Darnell’s enthusiasm and involvement with the young industry has also revealed its flaws. “I think that the cannabis industry is really unique, and [it’s] wonderful that there are a lot of women in it … but at the end of the day, there’s still a lot of white women and men in the industry,” she says. “In my experience there’s still … a disconnect when it comes to what it means to be a Black woman in this industry.”
In response, Darnell launched a narrative-driven podcast and video series called “High, Good People” about the cannabis industry from the perspective of people of color. “High, Good People” addresses topics including class, cultural trauma from the war on drugs and restorative justice with regards to cannabis. Darnell is using the platform to push for progress and inclusivity in Oregon’s cannabis industry.
“I’m trying to draw from the richness of the community that I know … to contribute to the cannabis industry and fill a void,” she says. “I feel like this is needed here in Oregon, and it’s definitely going to be needed as the industry continues to grow.”
Scoping out the city’s cannabis scene
For cannabis-curious visitors, a visit to Farma, with its sleek white-and-wood modern interior, is a good starting point.
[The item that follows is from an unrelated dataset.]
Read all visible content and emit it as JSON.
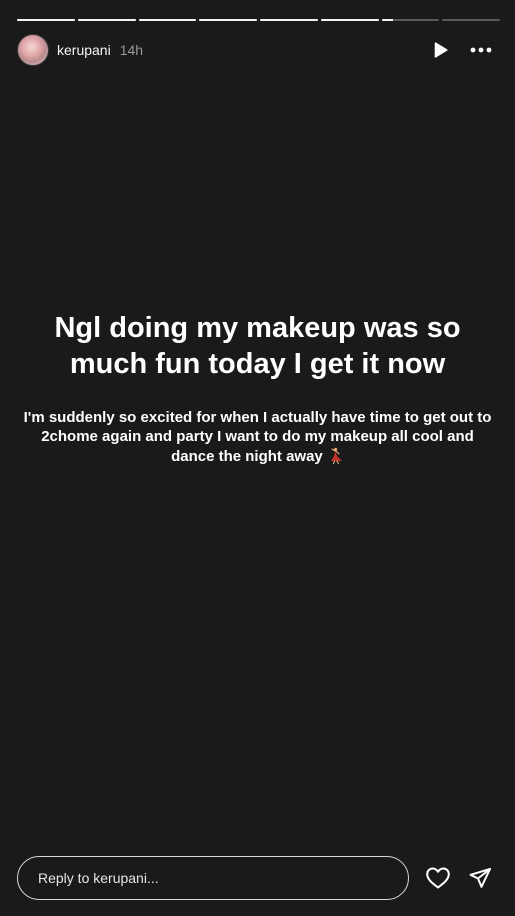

Voted Leafly’s Best in State 2017 Best Dispensary, Farma always welcomes visitors — even if their intention isn’t to buy. “There are [states] where this is still taboo,” Darnell says. “And that’s a courageous move [for visitors] to even have the guts to step into a dispensary.”
If you’re new to cannabis, Darnell recommends talking with your budtender about why played-out terms “indica” and “sativa” are no longer relevant, as well as discussing terpenes to help locate a strain to fit your needs. Terpenes, the aromatic oils that lend different strains their specific scents, can cause a variety of effects, from anxiety relief to alertness. Moss Crossing, Darnell’s second favorite Oregon dispensary (located two hours south of Portland in Eugene), offers a detailed menu highlighting specific terpenes to aid customers’ selection.
As the industry grows, Darnell believes it will be budtenders like her who will ultimately shape the cannabis industry for the better.
“There’s no reason people, especially people of color who have been disproportionately affected [by the war on drugs] shouldn’t have a piece of the cake too,” she says. “We’re lacking in the field itself, so let’s get us in there and make some magic happen.”